WHAT NEEDS TO BE DONE: Scan the listing below and copy every line holding "title".

DATA EXTRACT:
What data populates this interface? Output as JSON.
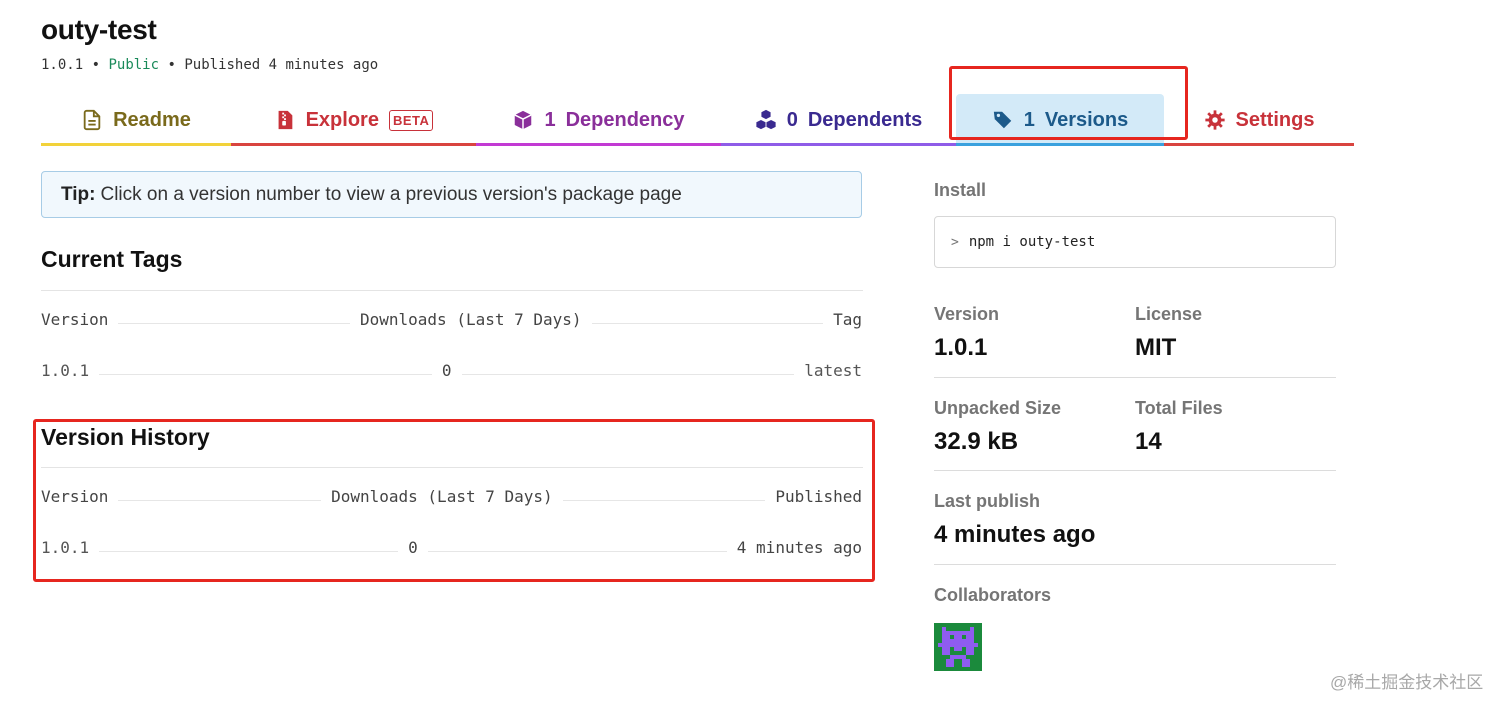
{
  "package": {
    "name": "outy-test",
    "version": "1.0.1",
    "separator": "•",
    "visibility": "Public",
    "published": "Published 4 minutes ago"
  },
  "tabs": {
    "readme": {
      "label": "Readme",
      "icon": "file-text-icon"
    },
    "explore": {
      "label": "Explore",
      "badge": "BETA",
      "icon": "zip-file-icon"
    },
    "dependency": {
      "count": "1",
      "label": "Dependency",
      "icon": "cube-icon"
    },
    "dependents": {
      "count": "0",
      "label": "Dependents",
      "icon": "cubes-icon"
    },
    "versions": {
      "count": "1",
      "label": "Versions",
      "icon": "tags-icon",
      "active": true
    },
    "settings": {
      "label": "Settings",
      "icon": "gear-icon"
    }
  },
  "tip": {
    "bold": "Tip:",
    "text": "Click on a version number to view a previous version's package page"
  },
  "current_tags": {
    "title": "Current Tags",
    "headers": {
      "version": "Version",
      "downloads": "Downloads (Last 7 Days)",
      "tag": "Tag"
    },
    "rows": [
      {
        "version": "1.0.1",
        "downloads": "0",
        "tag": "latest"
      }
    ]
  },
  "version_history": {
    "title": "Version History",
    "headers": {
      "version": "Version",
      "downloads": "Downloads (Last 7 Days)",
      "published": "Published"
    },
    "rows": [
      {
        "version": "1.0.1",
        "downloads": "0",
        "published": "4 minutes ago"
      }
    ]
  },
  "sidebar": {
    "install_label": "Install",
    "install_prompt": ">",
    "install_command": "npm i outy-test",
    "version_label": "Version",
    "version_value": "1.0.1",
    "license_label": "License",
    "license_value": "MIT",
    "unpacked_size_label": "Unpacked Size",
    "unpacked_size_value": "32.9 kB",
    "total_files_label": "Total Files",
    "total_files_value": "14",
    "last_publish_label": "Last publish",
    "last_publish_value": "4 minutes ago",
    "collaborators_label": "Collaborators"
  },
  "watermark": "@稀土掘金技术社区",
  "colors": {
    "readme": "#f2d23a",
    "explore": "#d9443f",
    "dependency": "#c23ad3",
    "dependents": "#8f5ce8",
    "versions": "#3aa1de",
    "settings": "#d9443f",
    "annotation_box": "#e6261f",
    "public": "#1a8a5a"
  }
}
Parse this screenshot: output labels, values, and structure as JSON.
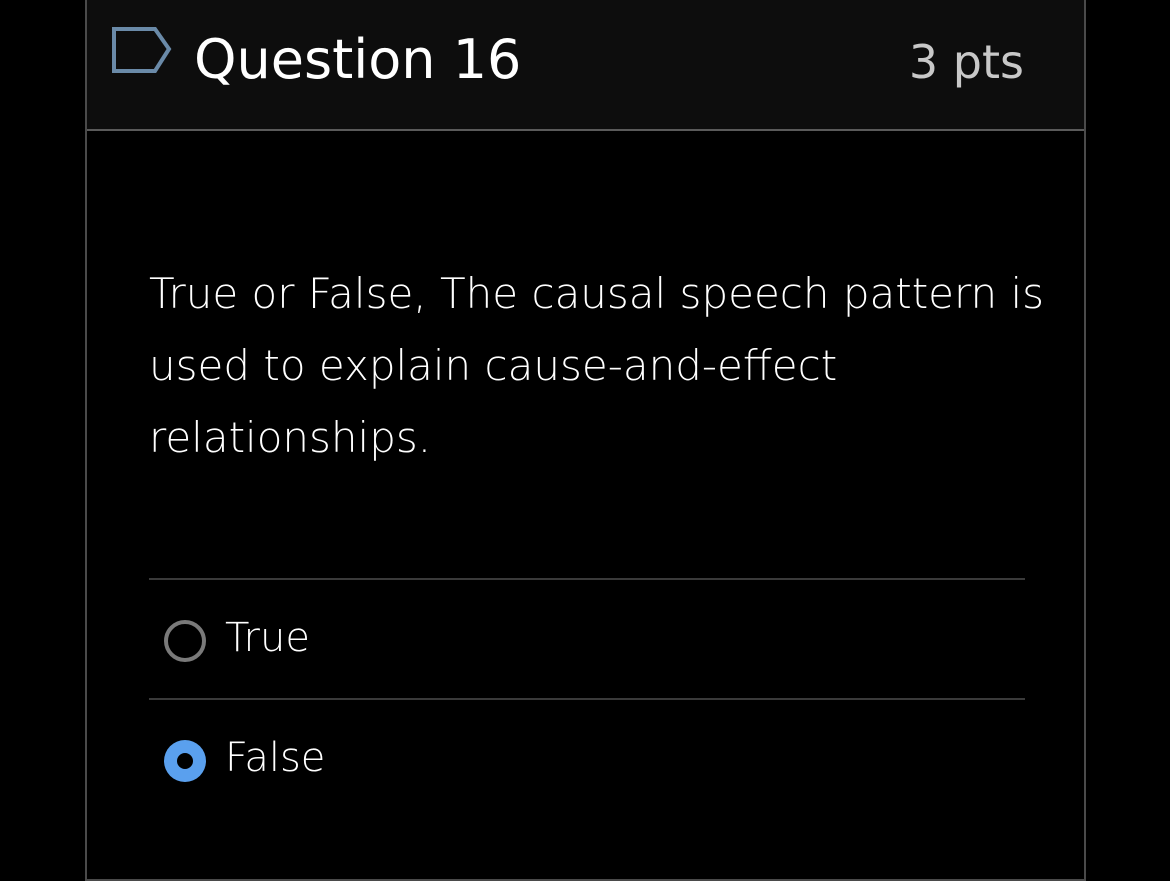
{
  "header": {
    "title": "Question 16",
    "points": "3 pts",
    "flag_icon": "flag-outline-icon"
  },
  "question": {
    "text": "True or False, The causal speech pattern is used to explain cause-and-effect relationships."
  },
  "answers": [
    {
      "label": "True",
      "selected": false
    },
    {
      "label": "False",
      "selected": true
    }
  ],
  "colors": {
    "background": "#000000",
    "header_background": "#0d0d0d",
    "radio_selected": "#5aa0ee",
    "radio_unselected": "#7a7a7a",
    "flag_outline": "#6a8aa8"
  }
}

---

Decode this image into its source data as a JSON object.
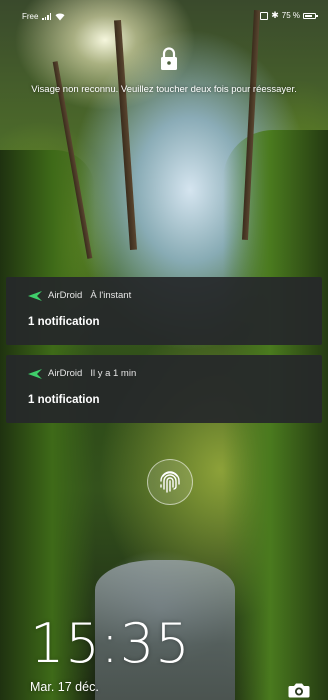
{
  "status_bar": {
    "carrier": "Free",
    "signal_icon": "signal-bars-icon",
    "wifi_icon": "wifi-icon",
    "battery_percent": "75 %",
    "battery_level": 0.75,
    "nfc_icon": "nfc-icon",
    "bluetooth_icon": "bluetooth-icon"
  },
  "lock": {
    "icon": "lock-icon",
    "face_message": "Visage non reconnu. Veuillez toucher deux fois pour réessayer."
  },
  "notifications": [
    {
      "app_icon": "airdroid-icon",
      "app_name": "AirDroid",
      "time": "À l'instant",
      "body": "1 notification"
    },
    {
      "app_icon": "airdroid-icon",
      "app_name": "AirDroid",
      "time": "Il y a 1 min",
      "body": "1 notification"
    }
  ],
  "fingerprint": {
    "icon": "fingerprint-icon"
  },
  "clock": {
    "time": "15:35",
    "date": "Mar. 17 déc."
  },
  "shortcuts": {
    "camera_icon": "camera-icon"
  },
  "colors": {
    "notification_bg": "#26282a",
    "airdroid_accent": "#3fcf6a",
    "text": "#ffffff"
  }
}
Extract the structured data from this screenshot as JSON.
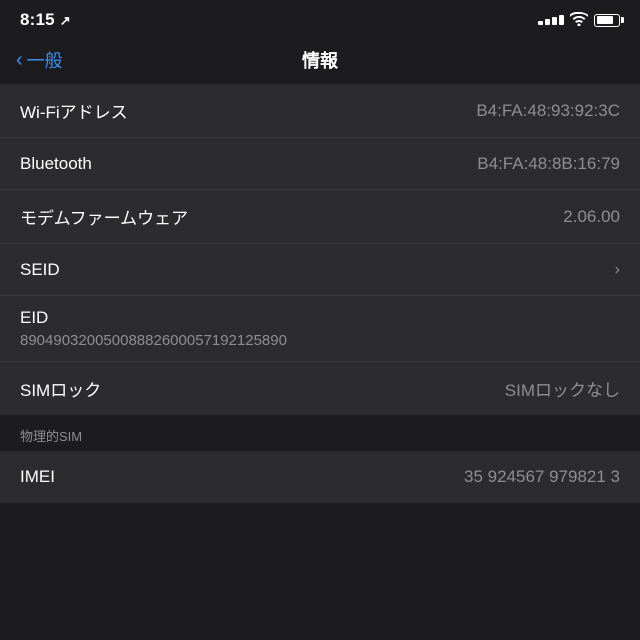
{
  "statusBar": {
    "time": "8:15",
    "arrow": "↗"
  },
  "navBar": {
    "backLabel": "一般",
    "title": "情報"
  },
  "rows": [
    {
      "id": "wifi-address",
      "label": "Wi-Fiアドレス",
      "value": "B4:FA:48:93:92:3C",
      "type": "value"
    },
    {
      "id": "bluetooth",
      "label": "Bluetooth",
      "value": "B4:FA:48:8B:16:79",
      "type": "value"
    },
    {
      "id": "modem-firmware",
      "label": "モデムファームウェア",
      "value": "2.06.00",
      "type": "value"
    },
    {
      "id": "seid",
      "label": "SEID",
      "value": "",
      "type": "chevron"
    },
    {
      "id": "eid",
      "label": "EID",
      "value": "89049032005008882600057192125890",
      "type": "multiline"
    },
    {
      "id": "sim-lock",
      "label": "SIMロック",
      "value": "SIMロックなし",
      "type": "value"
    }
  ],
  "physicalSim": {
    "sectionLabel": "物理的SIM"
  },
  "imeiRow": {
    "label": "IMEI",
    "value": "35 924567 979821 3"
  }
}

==

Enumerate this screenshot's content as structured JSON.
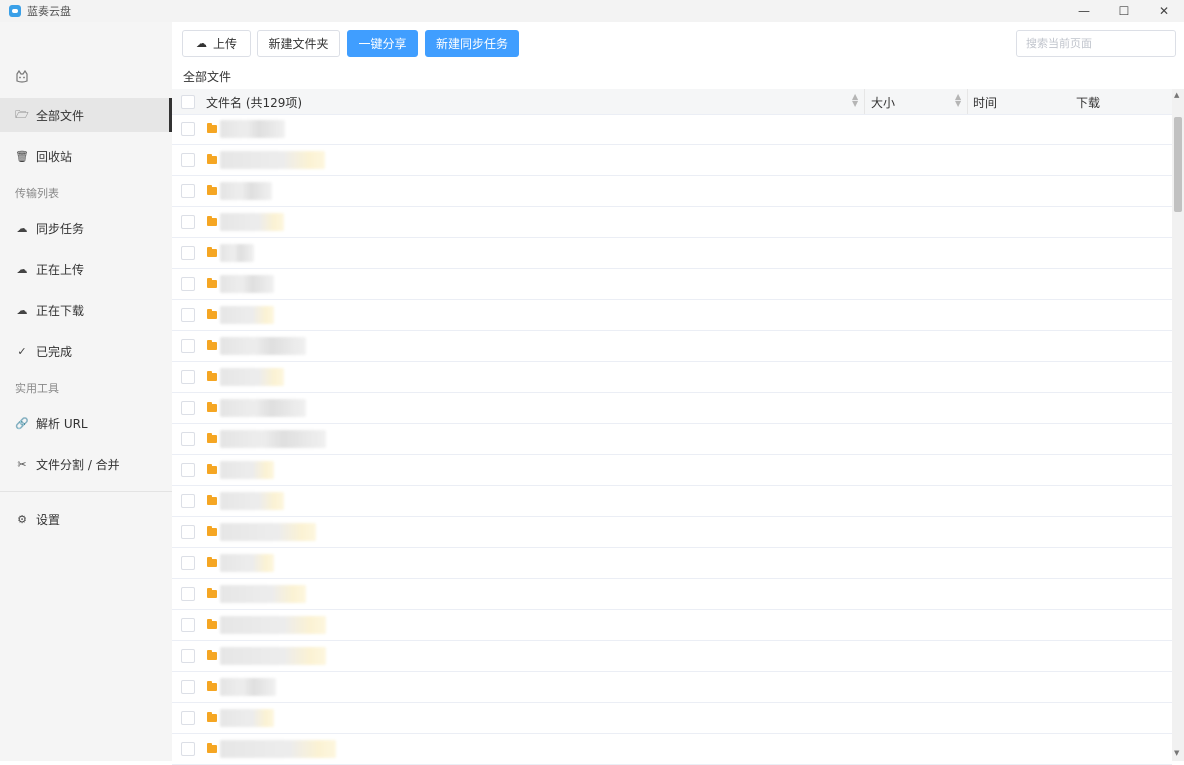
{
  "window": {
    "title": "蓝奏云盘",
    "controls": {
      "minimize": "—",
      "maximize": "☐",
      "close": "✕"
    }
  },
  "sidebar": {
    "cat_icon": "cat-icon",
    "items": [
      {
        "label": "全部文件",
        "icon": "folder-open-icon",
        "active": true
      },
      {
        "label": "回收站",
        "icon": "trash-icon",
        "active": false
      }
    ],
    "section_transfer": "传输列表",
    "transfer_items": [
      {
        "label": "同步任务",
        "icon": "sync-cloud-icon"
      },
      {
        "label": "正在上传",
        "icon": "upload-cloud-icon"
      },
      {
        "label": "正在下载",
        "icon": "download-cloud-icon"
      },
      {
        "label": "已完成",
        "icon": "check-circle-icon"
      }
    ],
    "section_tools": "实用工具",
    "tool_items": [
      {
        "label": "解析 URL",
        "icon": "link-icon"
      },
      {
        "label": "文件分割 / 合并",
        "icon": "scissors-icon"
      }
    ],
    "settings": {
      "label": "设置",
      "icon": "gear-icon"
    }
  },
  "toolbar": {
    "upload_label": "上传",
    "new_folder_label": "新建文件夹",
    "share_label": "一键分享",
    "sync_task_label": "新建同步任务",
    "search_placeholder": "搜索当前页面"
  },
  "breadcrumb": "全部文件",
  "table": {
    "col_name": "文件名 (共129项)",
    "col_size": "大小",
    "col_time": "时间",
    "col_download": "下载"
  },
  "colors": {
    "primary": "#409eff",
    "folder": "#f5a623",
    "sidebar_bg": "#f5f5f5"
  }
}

RESPONSE TO THE EXERCISE:
    "title": "Current Tags",
    "title": "Version History",
    "title": "Question 16",
    "title": "情報"
    "title": "蓝奏云盘",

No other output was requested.